- Currently the media and consumers are experiencing ‘armchair travel fatigue’ so hotels should beware of jumping on the content bandwagon with too many stories about virtual experiences. Now only really exceptional or valuable experiences will make the cut for coverage.
- During this ‘dormant’ period, it’s nonetheless really important to continue to communicate. Hotels need to be creative, original and retain their brand voice with positive, timely and considerate messaging.
- Focus messaging“not so much about the hotel, but on the destination – this will drive the appetite to plan and book future travel” Jean-Pierre Soutric.
This can include content from local experts or long-standing team members offering inspiring reasons to visit the location.
- The Telegraph has started a new ‘future travel series’ highlighting places to go when travel can resume.“Readers get excited about booking trends offering insights into how different people are booking. Telegraph readers love nothing more than cultural insights” Claire Irvin
- Relationship-building and communications with trade and media during this time are really important – don’t hide or ‘drop off’ the radar. Share regular news (like open dates / new processes) with media. Use this time to build relationships or even do virtual training sessions with travel partners.
- Think about your international target audiences with your comms and tailor your targeting accordingly – eg devise long term/ future travel-planning stories for long-haul markets.“The media will play a very important role in the recovery” Jean-Pierre Soutric
- Media: invite local media to be the first through the doors when the hotel re-opens, even if they have been before
- Pre-opening preparation: be prepared with key messages and staff training for when travel starts up. Staff will need to be confident and prepared to seamlessly answer lots of questions customers/trade will have.
The first trip back… the re-opening experiences consumers will want
“[travellers are] keen to hear about attitude, how you’re going to look after them” Tom Marchant
- Health and safety will be important but not the only message – it’s already expected that luxury hotels will be strong on ‘hygiene factors’. Other thoughtful operational processes around F&B and programming will stand out:
“Some people may not feel comfortable going to down to breakfast so offering in-room dining at no extra change will be remembered” Claire Irvin
- The first hotel or travel experience post-crisis will be remembered by customers – it will mean a huge amount to them.
‘The first places that people stay after this will be those that remain in their hearts forever more” Claire Irvin

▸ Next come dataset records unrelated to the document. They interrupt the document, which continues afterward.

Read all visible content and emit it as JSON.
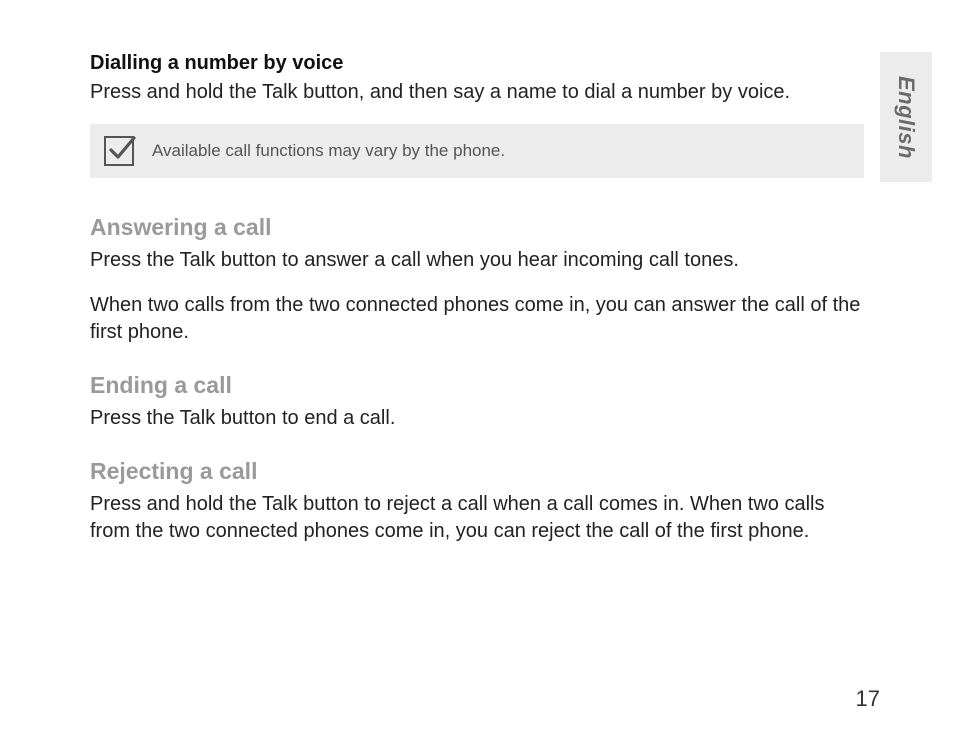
{
  "sideTab": "English",
  "sections": {
    "s0": {
      "heading": "Dialling a number by voice",
      "body": "Press and hold the Talk button, and then say a name to dial a number by voice."
    },
    "note": {
      "text": "Available call functions may vary by the phone."
    },
    "s1": {
      "heading": "Answering a call",
      "body1": "Press the Talk button to answer a call when you hear incoming call tones.",
      "body2": "When two calls from the two connected phones come in, you can answer the call of the first phone."
    },
    "s2": {
      "heading": "Ending a call",
      "body": "Press the Talk button to end a call."
    },
    "s3": {
      "heading": "Rejecting a call",
      "body": "Press and hold the Talk button to reject a call when a call comes in. When two calls from the two connected phones come in, you can reject the call of the first phone."
    }
  },
  "pageNumber": "17"
}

During this ever-changing time, Mason Rose is hosting bi-weekly webinars for their clients, introducing them to guest speakers that are experts in their fields, offering timely market insights and first-hand consumer intelligence.
For assistance with planning and strategy for re-opening, please contact Maria Pajares: email@example.com